■ **Exercise directions**
Sort through the data and copy the lines holding the word "buttons".

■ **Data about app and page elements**
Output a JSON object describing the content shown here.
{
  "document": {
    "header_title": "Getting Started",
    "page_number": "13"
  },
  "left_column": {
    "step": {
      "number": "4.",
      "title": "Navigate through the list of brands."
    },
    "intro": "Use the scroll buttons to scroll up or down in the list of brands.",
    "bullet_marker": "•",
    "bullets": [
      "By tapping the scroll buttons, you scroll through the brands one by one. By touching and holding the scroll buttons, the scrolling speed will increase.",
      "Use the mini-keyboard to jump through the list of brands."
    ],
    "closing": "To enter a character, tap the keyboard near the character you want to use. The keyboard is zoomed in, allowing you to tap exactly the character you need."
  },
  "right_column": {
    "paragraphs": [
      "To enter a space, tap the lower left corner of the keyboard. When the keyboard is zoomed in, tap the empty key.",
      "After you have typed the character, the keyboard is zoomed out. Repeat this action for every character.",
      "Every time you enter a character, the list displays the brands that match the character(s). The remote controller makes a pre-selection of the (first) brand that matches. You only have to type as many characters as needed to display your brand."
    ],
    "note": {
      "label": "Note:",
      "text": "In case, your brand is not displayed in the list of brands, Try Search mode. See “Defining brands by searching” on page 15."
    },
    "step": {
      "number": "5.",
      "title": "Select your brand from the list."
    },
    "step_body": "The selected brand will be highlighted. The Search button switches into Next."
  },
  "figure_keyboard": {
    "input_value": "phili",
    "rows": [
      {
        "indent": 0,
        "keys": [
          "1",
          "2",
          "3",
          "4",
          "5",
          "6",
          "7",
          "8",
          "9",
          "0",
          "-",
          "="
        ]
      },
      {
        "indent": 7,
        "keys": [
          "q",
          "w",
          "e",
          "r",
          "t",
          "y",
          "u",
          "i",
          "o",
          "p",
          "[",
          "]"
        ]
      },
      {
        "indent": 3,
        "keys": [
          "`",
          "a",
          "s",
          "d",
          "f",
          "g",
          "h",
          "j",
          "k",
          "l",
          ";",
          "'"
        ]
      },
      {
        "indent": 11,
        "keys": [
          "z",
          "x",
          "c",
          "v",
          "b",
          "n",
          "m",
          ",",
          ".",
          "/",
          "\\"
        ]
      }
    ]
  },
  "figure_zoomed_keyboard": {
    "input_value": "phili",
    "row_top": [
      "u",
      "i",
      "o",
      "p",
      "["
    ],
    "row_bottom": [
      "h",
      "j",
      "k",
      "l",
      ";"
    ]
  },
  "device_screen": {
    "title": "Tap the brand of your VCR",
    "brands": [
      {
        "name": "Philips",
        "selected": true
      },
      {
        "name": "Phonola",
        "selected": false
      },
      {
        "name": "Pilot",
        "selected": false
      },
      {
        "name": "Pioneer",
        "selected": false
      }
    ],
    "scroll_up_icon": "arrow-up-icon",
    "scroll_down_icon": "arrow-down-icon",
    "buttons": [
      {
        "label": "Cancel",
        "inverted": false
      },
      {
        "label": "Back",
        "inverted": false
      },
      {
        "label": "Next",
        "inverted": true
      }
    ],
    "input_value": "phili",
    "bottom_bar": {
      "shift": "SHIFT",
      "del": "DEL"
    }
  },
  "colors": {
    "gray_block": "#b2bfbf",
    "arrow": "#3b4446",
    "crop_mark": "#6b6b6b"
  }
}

■ **Exercise response**
    "intro": "Use the scroll buttons to scroll up or down in the list of brands.",
      "By tapping the scroll buttons, you scroll through the brands one by one. By touching and holding the scroll buttons, the scrolling speed will increase.",
    "buttons": [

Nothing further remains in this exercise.